Hannah Levi is renowned throughout Venice for her gift at coaxing reluctant babies from their mothers — a gift aided by the secret “birthing spoons” she designed. But when a count implores her to attend to his wife, who has been laboring for days to give birth to their firstborn son, Hannah is torn. A Papal edict forbids Jews from rendering medical treatment to Christians, but the payment he offers is enough to ransom her beloved husband, Isaac, who has been captured at sea. Can Hannah refuse her duty to a suffering woman? Hannah’s choice entangles her in a treacherous family rivalry that endangers the baby and threatens her voyage to Malta, where Isaac, believing her dead in the plague, is preparing to buy his passage to a new life. Not since The Red Tent or People of the Book has a novel transported readers so intimately into the complex lives of women centuries ago or so richly into a story of intrigue that transcends the boundaries of history.
The Midwife of Venice is a story of love, choices, and difficult decisions. The story is about Hannah, a Jewish midwife in 16th century Venice. Hannah is kind, smart, resourceful, and very good at her craft but she lives under the constraints of her time. She is not allowed to help Christian women, and her world is limited mostly to the Jewish ghetto. When her husband is abducted by pirates, she has to depend on others to pay his ransom. Time drags on, and to save him, Hannah takes an unthinkable risk: she agrees to help a rich Christian aristocrat in exchange of enough money to save her husband's life. Hannah is ostracized by the rabbi, blackmailed by the brothers of the rich count who comes to ask for her help, and must go to Malta to pay off her husband's ransom. Her will and character are put to the test, and Hannah finds out that doing the right thing carries a steep price. In the meantime, her husband Isaac has to make his own hard choices that can cost him not just his freedom but his life.
I enjoyed the story and the vivid depiction of life in 16th century Venice. Hannah and Isaac's love is very moving but not idealized. While there's some convenient happenstance in the timing of their respective ordeals, for me it does not diminish the enjoyment of the book.
The Midwife of Venice came out in February and is Roberta Rich's first novel. This international bestseller is a treat for fans of historical fiction and will make a great Mother's Day gift, too.

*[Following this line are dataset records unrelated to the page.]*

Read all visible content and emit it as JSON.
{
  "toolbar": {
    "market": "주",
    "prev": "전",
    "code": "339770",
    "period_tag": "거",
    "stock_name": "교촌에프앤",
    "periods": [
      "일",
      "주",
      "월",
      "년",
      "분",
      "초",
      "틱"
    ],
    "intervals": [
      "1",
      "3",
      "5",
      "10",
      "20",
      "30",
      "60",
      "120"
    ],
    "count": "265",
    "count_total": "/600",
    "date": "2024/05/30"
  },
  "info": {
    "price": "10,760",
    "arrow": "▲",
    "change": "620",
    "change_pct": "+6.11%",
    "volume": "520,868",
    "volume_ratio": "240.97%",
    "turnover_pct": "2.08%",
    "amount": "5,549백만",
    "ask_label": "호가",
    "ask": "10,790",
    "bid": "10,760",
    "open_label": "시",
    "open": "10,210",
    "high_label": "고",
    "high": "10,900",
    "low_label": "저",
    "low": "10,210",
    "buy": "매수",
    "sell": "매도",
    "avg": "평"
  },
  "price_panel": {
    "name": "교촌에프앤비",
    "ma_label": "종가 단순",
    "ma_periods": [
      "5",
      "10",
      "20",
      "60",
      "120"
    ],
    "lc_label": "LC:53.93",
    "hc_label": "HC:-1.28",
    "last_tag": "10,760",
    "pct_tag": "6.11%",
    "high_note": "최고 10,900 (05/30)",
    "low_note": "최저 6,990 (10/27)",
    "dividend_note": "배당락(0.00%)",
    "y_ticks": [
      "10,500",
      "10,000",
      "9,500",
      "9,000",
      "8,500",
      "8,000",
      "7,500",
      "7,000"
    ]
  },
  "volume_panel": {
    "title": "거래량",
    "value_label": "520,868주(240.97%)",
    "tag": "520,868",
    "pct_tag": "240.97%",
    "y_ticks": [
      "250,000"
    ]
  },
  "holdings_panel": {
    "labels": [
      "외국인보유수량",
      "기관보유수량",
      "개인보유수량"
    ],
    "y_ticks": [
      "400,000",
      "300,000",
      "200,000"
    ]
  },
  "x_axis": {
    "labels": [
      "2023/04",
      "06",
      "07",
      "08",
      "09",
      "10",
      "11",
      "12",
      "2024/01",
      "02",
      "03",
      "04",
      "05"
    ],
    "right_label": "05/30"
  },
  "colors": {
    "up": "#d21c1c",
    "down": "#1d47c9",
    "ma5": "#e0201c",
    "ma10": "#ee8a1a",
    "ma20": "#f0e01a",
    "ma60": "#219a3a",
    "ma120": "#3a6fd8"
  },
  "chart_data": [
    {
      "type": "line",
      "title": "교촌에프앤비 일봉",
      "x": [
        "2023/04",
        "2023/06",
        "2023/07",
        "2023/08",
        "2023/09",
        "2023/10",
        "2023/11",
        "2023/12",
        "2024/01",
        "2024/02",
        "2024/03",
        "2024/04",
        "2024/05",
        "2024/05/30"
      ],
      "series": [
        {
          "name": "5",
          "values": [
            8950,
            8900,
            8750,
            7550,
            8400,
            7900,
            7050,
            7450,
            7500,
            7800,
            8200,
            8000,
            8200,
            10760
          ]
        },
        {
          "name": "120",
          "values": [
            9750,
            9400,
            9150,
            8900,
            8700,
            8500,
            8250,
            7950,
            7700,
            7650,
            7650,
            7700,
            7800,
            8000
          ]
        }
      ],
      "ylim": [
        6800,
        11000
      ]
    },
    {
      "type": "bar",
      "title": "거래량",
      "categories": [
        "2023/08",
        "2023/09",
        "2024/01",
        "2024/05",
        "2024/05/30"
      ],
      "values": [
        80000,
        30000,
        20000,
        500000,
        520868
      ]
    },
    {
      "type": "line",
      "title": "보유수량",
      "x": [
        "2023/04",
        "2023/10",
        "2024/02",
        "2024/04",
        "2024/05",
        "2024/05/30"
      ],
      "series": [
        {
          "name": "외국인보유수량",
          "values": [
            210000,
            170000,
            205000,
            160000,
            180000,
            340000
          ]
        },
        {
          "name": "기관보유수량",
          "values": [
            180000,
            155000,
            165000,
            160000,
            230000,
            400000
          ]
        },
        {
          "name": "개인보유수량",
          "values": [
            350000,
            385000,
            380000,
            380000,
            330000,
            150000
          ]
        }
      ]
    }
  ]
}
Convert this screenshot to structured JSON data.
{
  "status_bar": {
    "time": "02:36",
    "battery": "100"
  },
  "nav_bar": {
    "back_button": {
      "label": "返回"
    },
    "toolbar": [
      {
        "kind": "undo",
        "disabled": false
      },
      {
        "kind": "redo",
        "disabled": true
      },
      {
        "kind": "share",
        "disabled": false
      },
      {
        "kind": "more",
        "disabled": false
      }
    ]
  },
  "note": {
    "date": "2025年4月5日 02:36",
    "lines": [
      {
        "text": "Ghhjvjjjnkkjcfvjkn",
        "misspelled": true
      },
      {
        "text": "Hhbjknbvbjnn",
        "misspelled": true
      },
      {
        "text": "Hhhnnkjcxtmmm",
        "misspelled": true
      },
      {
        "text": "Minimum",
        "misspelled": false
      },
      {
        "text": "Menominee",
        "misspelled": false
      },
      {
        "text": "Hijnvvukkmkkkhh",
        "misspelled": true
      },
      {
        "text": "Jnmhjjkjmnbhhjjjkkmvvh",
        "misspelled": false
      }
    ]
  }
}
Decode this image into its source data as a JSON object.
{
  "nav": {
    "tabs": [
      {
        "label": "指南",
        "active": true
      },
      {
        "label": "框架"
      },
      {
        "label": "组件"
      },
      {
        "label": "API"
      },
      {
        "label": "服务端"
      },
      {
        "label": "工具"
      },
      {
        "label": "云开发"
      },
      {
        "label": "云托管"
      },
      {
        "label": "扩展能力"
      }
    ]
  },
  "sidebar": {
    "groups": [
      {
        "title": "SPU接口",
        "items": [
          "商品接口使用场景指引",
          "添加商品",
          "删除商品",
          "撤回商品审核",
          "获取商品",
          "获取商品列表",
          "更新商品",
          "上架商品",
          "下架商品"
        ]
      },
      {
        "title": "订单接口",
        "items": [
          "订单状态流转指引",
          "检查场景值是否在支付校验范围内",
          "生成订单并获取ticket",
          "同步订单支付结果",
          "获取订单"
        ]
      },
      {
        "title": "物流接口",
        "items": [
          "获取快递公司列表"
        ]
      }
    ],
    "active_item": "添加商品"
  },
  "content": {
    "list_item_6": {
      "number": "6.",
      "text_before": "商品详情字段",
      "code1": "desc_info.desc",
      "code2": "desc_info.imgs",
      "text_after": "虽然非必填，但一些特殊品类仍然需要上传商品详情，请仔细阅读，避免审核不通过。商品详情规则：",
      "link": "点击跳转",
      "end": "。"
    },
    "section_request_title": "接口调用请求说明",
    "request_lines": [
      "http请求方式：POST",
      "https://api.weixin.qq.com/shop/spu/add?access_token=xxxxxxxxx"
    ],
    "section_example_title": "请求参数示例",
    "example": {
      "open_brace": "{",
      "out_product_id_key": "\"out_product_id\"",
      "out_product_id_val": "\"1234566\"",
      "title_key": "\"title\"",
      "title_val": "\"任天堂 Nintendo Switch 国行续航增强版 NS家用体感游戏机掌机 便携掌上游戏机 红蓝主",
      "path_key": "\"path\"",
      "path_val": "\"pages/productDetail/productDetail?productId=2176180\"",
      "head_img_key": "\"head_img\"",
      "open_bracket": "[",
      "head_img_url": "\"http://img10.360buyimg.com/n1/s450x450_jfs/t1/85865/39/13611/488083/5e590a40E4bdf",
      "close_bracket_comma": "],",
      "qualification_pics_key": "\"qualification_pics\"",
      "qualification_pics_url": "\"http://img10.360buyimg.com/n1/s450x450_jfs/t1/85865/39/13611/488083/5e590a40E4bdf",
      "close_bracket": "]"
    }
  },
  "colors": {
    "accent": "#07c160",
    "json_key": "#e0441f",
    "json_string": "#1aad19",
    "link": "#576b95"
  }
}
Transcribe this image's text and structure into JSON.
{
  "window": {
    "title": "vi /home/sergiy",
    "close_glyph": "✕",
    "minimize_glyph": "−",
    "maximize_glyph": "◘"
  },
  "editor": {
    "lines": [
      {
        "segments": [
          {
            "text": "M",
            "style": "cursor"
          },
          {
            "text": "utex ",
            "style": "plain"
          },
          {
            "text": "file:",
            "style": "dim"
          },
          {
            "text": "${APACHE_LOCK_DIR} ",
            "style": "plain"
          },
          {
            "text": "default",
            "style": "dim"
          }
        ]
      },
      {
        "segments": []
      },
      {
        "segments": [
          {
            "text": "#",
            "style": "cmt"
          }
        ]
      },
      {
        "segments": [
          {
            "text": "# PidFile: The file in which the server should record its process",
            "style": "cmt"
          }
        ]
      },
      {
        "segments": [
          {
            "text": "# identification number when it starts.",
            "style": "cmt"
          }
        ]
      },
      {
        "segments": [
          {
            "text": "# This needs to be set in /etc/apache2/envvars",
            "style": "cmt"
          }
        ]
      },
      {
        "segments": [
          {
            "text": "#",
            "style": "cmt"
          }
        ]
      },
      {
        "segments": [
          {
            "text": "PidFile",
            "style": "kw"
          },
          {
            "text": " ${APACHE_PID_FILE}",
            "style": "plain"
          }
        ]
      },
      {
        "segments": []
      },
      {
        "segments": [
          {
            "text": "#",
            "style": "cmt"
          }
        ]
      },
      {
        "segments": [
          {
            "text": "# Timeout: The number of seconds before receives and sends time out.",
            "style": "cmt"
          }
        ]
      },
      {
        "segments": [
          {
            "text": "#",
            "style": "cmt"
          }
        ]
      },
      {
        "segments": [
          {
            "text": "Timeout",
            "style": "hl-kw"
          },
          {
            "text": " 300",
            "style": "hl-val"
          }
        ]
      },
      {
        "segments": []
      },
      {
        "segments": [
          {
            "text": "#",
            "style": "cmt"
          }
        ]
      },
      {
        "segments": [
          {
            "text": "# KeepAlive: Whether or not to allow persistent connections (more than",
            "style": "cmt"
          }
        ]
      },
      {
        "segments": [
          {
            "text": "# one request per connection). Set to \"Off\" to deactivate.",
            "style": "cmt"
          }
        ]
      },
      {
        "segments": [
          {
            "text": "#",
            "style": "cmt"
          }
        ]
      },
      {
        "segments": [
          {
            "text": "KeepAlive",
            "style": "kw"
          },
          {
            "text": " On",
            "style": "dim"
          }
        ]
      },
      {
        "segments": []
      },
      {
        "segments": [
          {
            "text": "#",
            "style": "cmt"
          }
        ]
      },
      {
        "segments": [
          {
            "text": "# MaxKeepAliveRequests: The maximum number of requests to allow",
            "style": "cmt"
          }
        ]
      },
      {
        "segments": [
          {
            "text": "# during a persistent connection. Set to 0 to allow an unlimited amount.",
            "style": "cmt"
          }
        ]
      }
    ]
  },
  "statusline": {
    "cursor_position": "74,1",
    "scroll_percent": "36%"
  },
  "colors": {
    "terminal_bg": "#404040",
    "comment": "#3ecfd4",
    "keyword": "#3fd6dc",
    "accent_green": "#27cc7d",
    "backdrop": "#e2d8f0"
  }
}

Disclaimer / Disclosure: I received a complimentary copy of the book with no obligation for a positive review. No compensation was obtained for this post. Cover art and book description courtesy of the publisher or PR firm.